→ **HOW TO COMPLETE THIS TASK**: Copy the data as given. No line may be skipped.

Items listed in a dataset
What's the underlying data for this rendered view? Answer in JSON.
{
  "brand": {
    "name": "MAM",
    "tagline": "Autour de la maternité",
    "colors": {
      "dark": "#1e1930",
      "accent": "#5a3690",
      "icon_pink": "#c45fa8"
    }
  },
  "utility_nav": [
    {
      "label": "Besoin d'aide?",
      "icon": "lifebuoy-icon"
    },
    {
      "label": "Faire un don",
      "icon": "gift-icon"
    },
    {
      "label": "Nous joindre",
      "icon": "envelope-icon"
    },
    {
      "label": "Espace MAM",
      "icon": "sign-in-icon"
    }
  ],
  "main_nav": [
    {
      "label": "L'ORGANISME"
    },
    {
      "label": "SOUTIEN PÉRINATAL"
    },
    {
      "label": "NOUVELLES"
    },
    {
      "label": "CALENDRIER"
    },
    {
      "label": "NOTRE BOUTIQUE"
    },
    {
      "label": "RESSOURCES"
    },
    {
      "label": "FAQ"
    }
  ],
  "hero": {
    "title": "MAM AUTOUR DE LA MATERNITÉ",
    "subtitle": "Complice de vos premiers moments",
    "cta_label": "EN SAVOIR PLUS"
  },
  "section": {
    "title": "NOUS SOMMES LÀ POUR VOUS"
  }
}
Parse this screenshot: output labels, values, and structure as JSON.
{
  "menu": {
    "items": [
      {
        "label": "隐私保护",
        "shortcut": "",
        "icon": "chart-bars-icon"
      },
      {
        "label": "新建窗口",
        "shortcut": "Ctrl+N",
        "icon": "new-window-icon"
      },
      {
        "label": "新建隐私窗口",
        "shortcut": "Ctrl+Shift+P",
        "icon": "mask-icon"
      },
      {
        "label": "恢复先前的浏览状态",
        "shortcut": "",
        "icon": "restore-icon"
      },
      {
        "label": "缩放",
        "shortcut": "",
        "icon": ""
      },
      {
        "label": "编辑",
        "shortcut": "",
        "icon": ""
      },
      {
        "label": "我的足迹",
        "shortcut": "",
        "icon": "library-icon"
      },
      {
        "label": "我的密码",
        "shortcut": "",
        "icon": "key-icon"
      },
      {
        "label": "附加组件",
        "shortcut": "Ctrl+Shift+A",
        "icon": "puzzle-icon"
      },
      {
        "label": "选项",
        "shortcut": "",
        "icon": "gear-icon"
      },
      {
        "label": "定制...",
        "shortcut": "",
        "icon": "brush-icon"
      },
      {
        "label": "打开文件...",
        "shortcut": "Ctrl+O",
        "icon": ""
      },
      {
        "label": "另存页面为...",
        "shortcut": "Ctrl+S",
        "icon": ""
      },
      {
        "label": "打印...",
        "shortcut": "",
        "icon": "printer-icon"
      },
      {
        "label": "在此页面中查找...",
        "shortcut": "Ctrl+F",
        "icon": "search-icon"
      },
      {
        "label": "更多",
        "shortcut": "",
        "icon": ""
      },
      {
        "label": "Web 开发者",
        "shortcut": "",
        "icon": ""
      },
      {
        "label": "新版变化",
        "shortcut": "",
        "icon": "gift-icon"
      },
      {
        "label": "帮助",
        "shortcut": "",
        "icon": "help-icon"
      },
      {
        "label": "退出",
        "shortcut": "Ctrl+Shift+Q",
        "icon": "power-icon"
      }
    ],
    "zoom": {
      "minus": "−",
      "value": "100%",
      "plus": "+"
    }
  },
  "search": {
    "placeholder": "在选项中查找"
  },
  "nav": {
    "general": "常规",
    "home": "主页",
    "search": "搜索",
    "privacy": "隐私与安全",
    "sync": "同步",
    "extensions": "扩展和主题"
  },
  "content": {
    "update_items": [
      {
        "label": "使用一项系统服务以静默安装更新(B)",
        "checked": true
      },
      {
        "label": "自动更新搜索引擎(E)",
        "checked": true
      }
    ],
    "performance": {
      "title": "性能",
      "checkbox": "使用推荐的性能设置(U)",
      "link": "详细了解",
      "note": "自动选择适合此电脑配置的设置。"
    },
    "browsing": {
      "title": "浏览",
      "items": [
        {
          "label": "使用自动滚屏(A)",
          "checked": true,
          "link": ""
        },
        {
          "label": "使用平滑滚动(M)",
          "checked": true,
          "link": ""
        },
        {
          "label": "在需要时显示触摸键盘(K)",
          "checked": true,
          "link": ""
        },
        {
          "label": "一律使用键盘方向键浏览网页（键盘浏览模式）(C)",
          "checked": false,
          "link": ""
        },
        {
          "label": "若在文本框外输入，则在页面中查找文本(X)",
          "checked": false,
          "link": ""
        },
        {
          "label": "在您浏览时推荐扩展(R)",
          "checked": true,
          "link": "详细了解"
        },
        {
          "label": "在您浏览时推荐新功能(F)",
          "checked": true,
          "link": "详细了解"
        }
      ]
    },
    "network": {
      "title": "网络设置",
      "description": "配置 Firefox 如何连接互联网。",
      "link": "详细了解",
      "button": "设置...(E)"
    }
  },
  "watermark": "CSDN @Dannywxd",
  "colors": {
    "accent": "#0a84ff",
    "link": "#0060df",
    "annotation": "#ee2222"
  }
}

→ **RESPONSE BELOW**:
What's the underlying data for this rendered view? Answer in JSON.
{
  "brand": {
    "name": "MAM",
    "tagline": "Autour de la maternité",
    "colors": {
      "dark": "#1e1930",
      "accent": "#5a3690",
      "icon_pink": "#c45fa8"
    }
  },
  "utility_nav": [
    {
      "label": "Besoin d'aide?",
      "icon": "lifebuoy-icon"
    },
    {
      "label": "Faire un don",
      "icon": "gift-icon"
    },
    {
      "label": "Nous joindre",
      "icon": "envelope-icon"
    },
    {
      "label": "Espace MAM",
      "icon": "sign-in-icon"
    }
  ],
  "main_nav": [
    {
      "label": "L'ORGANISME"
    },
    {
      "label": "SOUTIEN PÉRINATAL"
    },
    {
      "label": "NOUVELLES"
    },
    {
      "label": "CALENDRIER"
    },
    {
      "label": "NOTRE BOUTIQUE"
    },
    {
      "label": "RESSOURCES"
    },
    {
      "label": "FAQ"
    }
  ],
  "hero": {
    "title": "MAM AUTOUR DE LA MATERNITÉ",
    "subtitle": "Complice de vos premiers moments",
    "cta_label": "EN SAVOIR PLUS"
  },
  "section": {
    "title": "NOUS SOMMES LÀ POUR VOUS"
  }
}
Parse this screenshot: output labels, values, and structure as JSON.
{
  "menu": {
    "items": [
      {
        "label": "隐私保护",
        "shortcut": "",
        "icon": "chart-bars-icon"
      },
      {
        "label": "新建窗口",
        "shortcut": "Ctrl+N",
        "icon": "new-window-icon"
      },
      {
        "label": "新建隐私窗口",
        "shortcut": "Ctrl+Shift+P",
        "icon": "mask-icon"
      },
      {
        "label": "恢复先前的浏览状态",
        "shortcut": "",
        "icon": "restore-icon"
      },
      {
        "label": "缩放",
        "shortcut": "",
        "icon": ""
      },
      {
        "label": "编辑",
        "shortcut": "",
        "icon": ""
      },
      {
        "label": "我的足迹",
        "shortcut": "",
        "icon": "library-icon"
      },
      {
        "label": "我的密码",
        "shortcut": "",
        "icon": "key-icon"
      },
      {
        "label": "附加组件",
        "shortcut": "Ctrl+Shift+A",
        "icon": "puzzle-icon"
      },
      {
        "label": "选项",
        "shortcut": "",
        "icon": "gear-icon"
      },
      {
        "label": "定制...",
        "shortcut": "",
        "icon": "brush-icon"
      },
      {
        "label": "打开文件...",
        "shortcut": "Ctrl+O",
        "icon": ""
      },
      {
        "label": "另存页面为...",
        "shortcut": "Ctrl+S",
        "icon": ""
      },
      {
        "label": "打印...",
        "shortcut": "",
        "icon": "printer-icon"
      },
      {
        "label": "在此页面中查找...",
        "shortcut": "Ctrl+F",
        "icon": "search-icon"
      },
      {
        "label": "更多",
        "shortcut": "",
        "icon": ""
      },
      {
        "label": "Web 开发者",
        "shortcut": "",
        "icon": ""
      },
      {
        "label": "新版变化",
        "shortcut": "",
        "icon": "gift-icon"
      },
      {
        "label": "帮助",
        "shortcut": "",
        "icon": "help-icon"
      },
      {
        "label": "退出",
        "shortcut": "Ctrl+Shift+Q",
        "icon": "power-icon"
      }
    ],
    "zoom": {
      "minus": "−",
      "value": "100%",
      "plus": "+"
    }
  },
  "search": {
    "placeholder": "在选项中查找"
  },
  "nav": {
    "general": "常规",
    "home": "主页",
    "search": "搜索",
    "privacy": "隐私与安全",
    "sync": "同步",
    "extensions": "扩展和主题"
  },
  "content": {
    "update_items": [
      {
        "label": "使用一项系统服务以静默安装更新(B)",
        "checked": true
      },
      {
        "label": "自动更新搜索引擎(E)",
        "checked": true
      }
    ],
    "performance": {
      "title": "性能",
      "checkbox": "使用推荐的性能设置(U)",
      "link": "详细了解",
      "note": "自动选择适合此电脑配置的设置。"
    },
    "browsing": {
      "title": "浏览",
      "items": [
        {
          "label": "使用自动滚屏(A)",
          "checked": true,
          "link": ""
        },
        {
          "label": "使用平滑滚动(M)",
          "checked": true,
          "link": ""
        },
        {
          "label": "在需要时显示触摸键盘(K)",
          "checked": true,
          "link": ""
        },
        {
          "label": "一律使用键盘方向键浏览网页（键盘浏览模式）(C)",
          "checked": false,
          "link": ""
        },
        {
          "label": "若在文本框外输入，则在页面中查找文本(X)",
          "checked": false,
          "link": ""
        },
        {
          "label": "在您浏览时推荐扩展(R)",
          "checked": true,
          "link": "详细了解"
        },
        {
          "label": "在您浏览时推荐新功能(F)",
          "checked": true,
          "link": "详细了解"
        }
      ]
    },
    "network": {
      "title": "网络设置",
      "description": "配置 Firefox 如何连接互联网。",
      "link": "详细了解",
      "button": "设置...(E)"
    }
  },
  "watermark": "CSDN @Dannywxd",
  "colors": {
    "accent": "#0a84ff",
    "link": "#0060df",
    "annotation": "#ee2222"
  }
}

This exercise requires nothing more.